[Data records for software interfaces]
────
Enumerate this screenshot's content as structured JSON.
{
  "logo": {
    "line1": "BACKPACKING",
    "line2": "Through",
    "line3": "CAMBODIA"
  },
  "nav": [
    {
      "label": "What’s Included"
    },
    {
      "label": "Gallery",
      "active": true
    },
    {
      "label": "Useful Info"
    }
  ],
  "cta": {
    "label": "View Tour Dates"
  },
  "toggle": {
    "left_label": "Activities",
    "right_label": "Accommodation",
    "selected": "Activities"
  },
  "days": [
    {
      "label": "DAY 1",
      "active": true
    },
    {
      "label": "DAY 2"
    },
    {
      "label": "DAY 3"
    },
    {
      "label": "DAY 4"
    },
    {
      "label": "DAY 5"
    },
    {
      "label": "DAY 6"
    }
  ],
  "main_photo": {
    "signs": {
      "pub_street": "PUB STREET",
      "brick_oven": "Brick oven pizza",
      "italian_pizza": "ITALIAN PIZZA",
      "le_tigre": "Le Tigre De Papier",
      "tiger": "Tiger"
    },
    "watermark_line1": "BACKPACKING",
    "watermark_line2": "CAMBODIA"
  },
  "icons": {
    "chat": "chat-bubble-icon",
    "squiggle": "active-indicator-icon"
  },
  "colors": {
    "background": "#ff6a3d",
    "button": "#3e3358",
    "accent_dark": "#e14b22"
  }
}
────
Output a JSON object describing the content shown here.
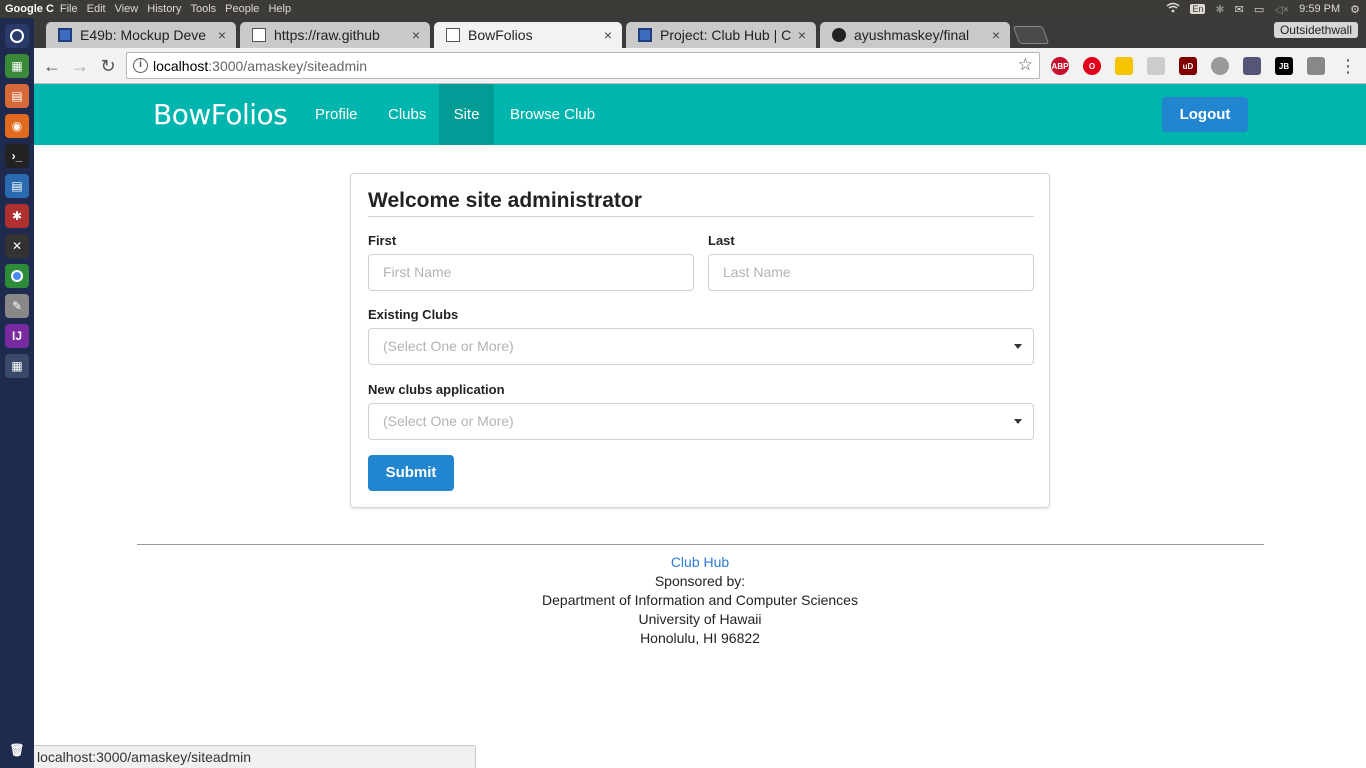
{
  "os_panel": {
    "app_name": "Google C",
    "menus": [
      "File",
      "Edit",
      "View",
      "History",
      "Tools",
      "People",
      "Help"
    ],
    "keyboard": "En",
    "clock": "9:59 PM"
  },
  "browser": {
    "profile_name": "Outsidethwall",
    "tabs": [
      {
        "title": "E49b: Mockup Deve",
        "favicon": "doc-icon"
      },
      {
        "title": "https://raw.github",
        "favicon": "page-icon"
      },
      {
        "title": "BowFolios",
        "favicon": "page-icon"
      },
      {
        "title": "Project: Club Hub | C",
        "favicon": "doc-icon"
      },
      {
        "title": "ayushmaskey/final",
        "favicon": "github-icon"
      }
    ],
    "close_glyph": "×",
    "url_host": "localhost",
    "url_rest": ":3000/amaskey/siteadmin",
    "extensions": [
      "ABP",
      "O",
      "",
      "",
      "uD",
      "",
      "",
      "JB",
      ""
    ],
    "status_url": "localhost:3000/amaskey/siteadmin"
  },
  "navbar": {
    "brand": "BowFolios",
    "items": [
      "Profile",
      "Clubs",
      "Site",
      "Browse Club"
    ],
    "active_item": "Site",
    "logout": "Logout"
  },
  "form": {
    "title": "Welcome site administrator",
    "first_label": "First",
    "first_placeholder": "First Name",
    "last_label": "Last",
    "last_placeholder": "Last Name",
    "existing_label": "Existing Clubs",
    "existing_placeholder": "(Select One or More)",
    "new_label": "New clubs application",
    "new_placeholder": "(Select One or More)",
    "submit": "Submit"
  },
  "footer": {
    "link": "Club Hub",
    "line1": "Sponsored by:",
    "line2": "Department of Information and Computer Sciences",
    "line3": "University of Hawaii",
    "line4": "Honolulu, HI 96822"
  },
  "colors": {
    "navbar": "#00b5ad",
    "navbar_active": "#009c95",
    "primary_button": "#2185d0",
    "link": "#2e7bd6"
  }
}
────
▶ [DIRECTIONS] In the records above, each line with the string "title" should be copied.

▶ [PROBLEM SOLUTION]
        "title": "E49b: Mockup Deve",
        "title": "https://raw.github",
        "title": "BowFolios",
        "title": "Project: Club Hub | C",
        "title": "ayushmaskey/final",
    "title": "Welcome site administrator",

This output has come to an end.